…but it didn’t make them right.
My reasons are my own, but for you, dear reader, I’m happy to share. I exploited this bug with other players because PvP didn’t really matter to me in the grand scheme of things so PvP is an afterthought, an appetizer, a side-dish that plays a very small roll in a much larger feast. it was easy for me to justify breaking the rules (whether unofficial or not). because of the role PvP played in my WoW career: practically nil. Therein lies the rub, for this is a point of contention that permeates my entire experience in World of Warcraft. When players so easily defend their actions by saying “Calm down nerd, it’s just a game,” they give themselves a free pass to misbehave. to step outside of norms that, in the real world, might give them pause before kicking an old man down a flight of stairs.I was fully cognizant of my bad decision on the bridge, but I can say with confidence that a great number of those players didn’t give it a second thought – they justified their actions to themselves because nothing was in writing. One thing, however, was very clear about the Tol Barad exploit, regardless which direction each player’s moral compass happened to point…
…if players can take the easy way out, they will.
Additions/changes are in bold and removals stricken out.
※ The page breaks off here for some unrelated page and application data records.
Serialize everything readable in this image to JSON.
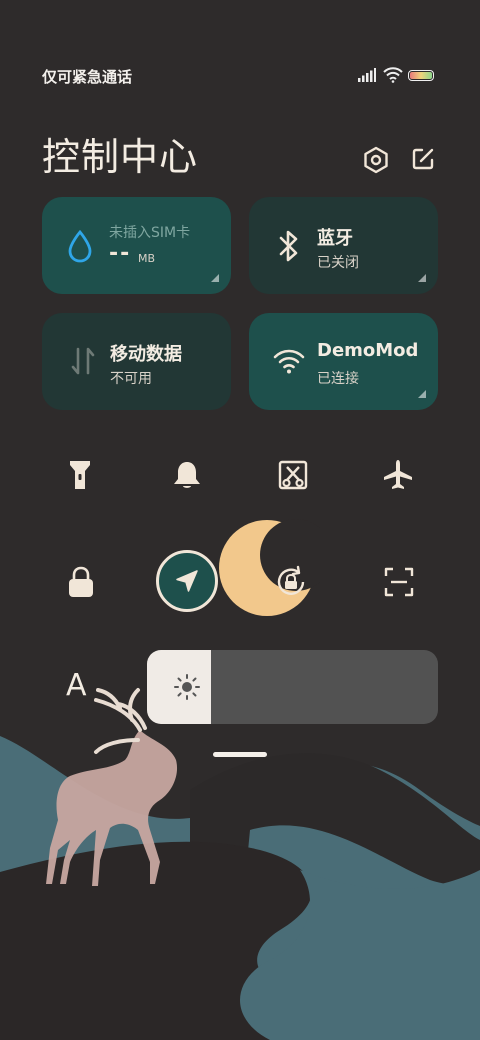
{
  "status_bar": {
    "carrier_text": "仅可紧急通话",
    "icons": [
      "signal-icon",
      "wifi-icon",
      "battery-icon"
    ]
  },
  "header": {
    "title": "控制中心",
    "icons": [
      "settings-icon",
      "edit-icon"
    ]
  },
  "tiles": {
    "sim": {
      "title": "未插入SIM卡",
      "value": "--",
      "unit": "MB",
      "active": true
    },
    "bluetooth": {
      "title": "蓝牙",
      "status": "已关闭",
      "active": false
    },
    "mobile_data": {
      "title": "移动数据",
      "status": "不可用",
      "active": false
    },
    "wifi": {
      "title": "DemoMod",
      "status": "已连接",
      "active": true
    }
  },
  "quick_icons_row1": [
    "flashlight-icon",
    "bell-icon",
    "screenshot-icon",
    "airplane-icon"
  ],
  "quick_icons_row2": [
    "lock-icon",
    "location-icon",
    "dark-mode-icon",
    "rotation-lock-icon",
    "scan-icon"
  ],
  "brightness": {
    "level_percent": 22,
    "icon": "sun-icon"
  },
  "font_size": {
    "label": "A"
  },
  "colors": {
    "background": "#2e2b2b",
    "tile_active": "#1e504c",
    "tile_inactive": "#223735",
    "accent_cream": "#f1e6d8",
    "moon": "#f2c88c",
    "hill_teal": "#4d6e78"
  }
}
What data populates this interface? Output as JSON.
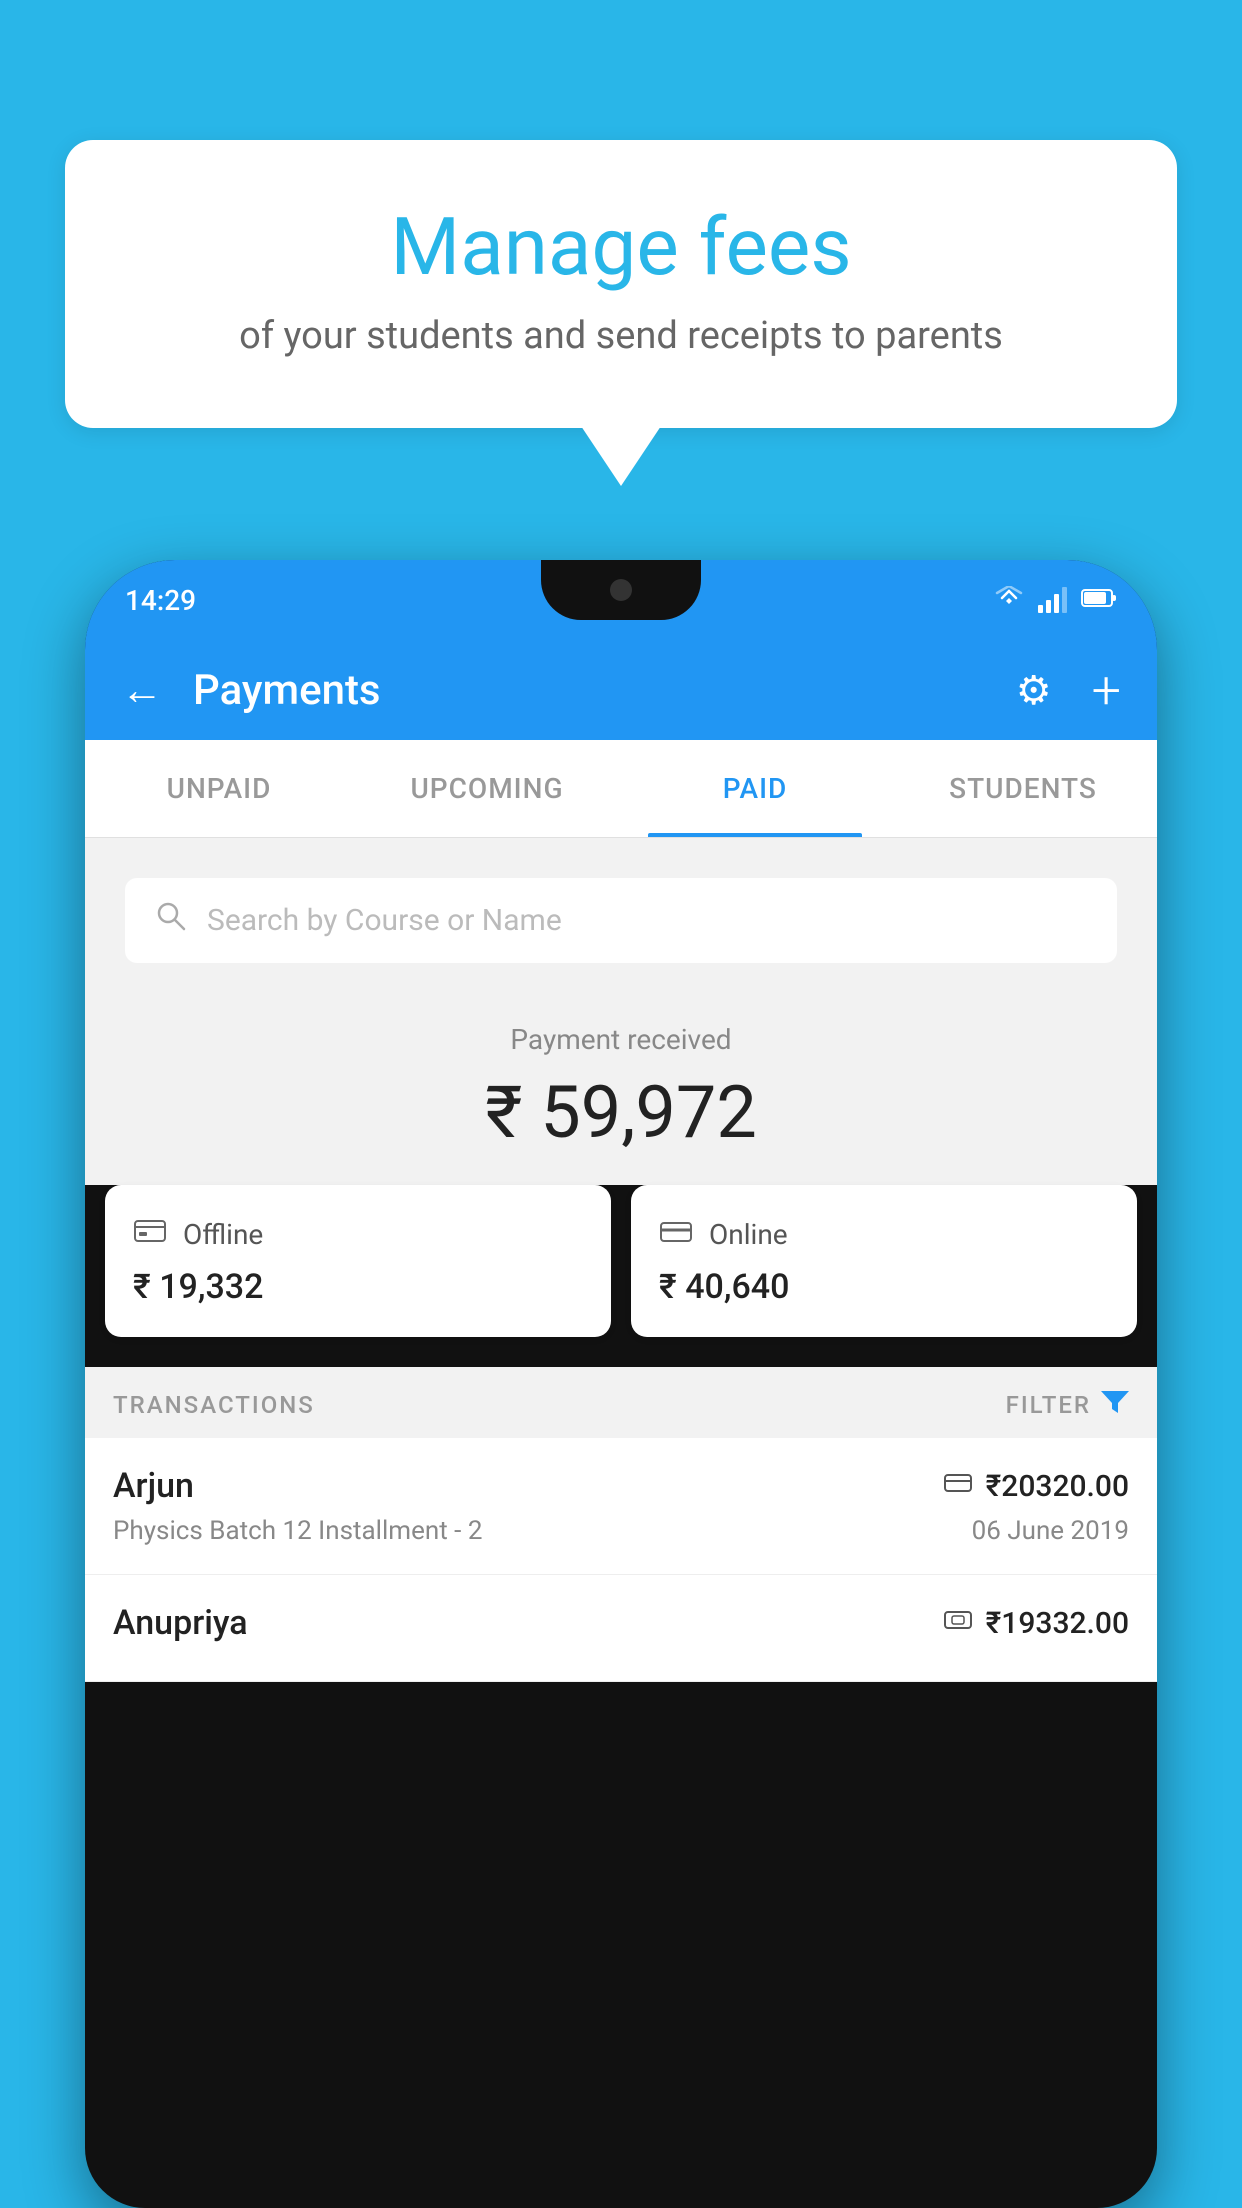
{
  "background_color": "#29b6e8",
  "speech_bubble": {
    "title": "Manage fees",
    "subtitle": "of your students and send receipts to parents"
  },
  "phone": {
    "status_bar": {
      "time": "14:29",
      "wifi_icon": "wifi",
      "signal_icon": "signal",
      "battery_icon": "battery"
    },
    "header": {
      "back_label": "←",
      "title": "Payments",
      "gear_icon": "⚙",
      "plus_icon": "+"
    },
    "tabs": [
      {
        "label": "UNPAID",
        "active": false
      },
      {
        "label": "UPCOMING",
        "active": false
      },
      {
        "label": "PAID",
        "active": true
      },
      {
        "label": "STUDENTS",
        "active": false
      }
    ],
    "search": {
      "placeholder": "Search by Course or Name"
    },
    "payment_summary": {
      "received_label": "Payment received",
      "total_amount": "₹ 59,972",
      "offline": {
        "label": "Offline",
        "amount": "₹ 19,332"
      },
      "online": {
        "label": "Online",
        "amount": "₹ 40,640"
      }
    },
    "transactions_section": {
      "label": "TRANSACTIONS",
      "filter_label": "FILTER"
    },
    "transactions": [
      {
        "name": "Arjun",
        "amount": "₹20320.00",
        "payment_type_icon": "card",
        "course": "Physics Batch 12 Installment - 2",
        "date": "06 June 2019"
      },
      {
        "name": "Anupriya",
        "amount": "₹19332.00",
        "payment_type_icon": "cash",
        "course": "",
        "date": ""
      }
    ]
  }
}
The last few paragraphs have sentiments that are repeated multiple times and extraneous or information that isn’t really pertinent so I tried to clean up as much of that as possible.